So, schedule two to three short breaks for distraction at home.
Tip: reserve 10 minutes for a household task, like doing laundry, and make sure you stick to the time you planned for hanging your laundry or cleaning the dishwasher.
You will have some time away from the screen, some different muscles you put to work, and you’re clearing your brain.
A morning ritual is about kick-starting your day the right way.
When working from home, you probably have an hour extra since you’re not commuting to the office.
Use this hour wisely. Don’t sleep in, but activate yourself. Showering, meditation, exercise.
Be conscious about not opening the messages on your phone and staying away from your inbox. Instead, focus on your family, your body, your mental wellness.
Tip: Check out this blog post about the best morning routine for remote workers.
Whatever you do, don't start the day with your phone. You can create the best morning ritual, but if your head is already full of new information (news, email, WhatsApp, work), you are unconsciously already busy.
That’s not how you start a productive and energized day!
Of course, you are always available, but turn off your email and WhatsApp notifications for a few blocks of productivity.
This ensures fewer chances of distractions and maintaining your concentration.
No matter how big or small, this is “your office” for now.
You work in that place, and nowhere else.
That distinction gives peace and makes it easier to stop working at the end of the day.
This can be challenging.
Ideally, you have a separate room to transform into an office, but not everyone has a spare room in their house.
My work spot is between my bed and the bedroom window.
All my office stuff is in a drawer out of sight, which I only grab when I get started.
A clean desk is absolutely recommended too! The rest of the house is job-free.
Creating a nice workplace at home is necessary to work properly.
Think of an office chair, but also access to documents.
Before you work from home, check the VPN or internet connection, check if you have access to the cloud with all the documents you need, and is your email installed on your private laptop (if you don’t have a company laptop).
Great that you are at home, but that does not mean that you can take care of your kids or Netflix with your roommate.
Before you work from home, make arrangements with those who are also at home, so that you are not disturbed unnecessarily.
Tip: if you don’t have a spare room to set up an office, set a rule like this: when I’m wearing my headphones, you do not disturb me.
This could mean you’re in a conference call, or just need time and quietness to focus on what you’re working on.
Don't work until the last minute, but take five minutes to finish.

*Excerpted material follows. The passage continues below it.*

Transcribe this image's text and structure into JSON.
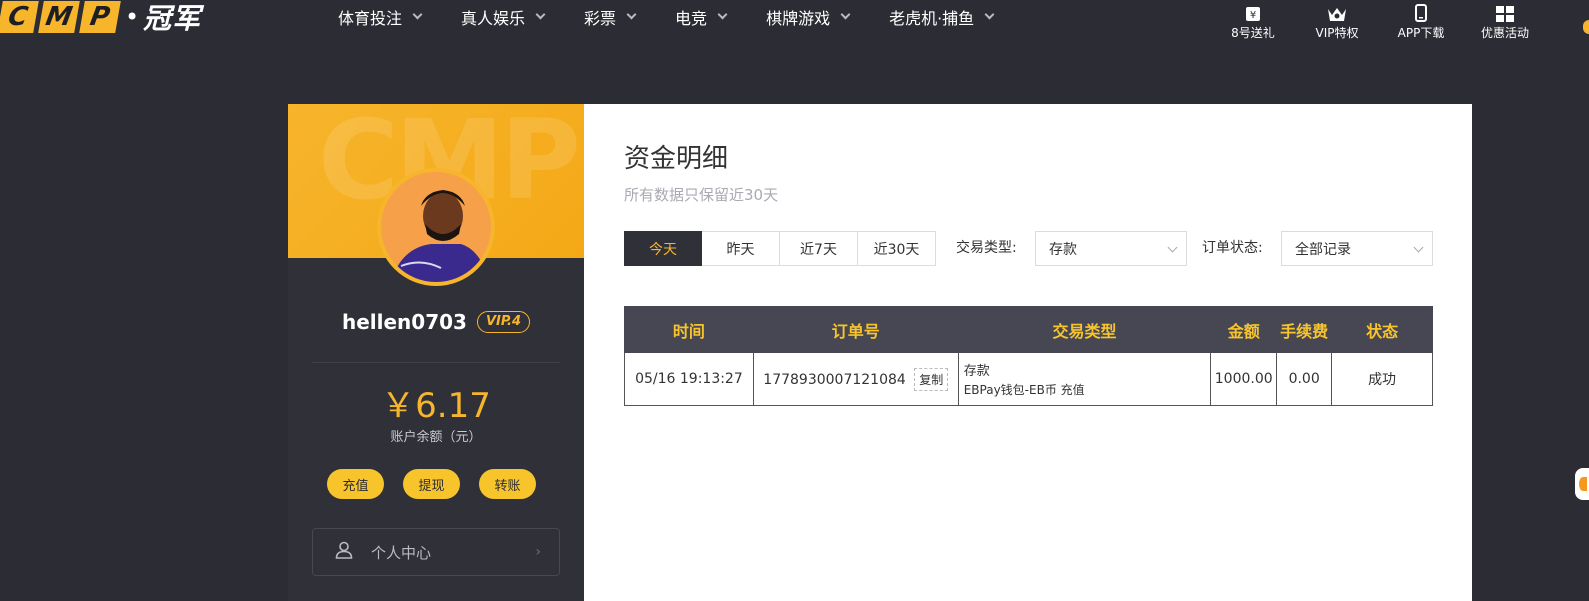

Write down where you have left within projects and what you intend to do with them. T
ake a look at tomorrow's agenda, put everything in a to-do list for tomorrow.
Even if you do this only briefly, it ensures that you go into your free time with a fresh mind.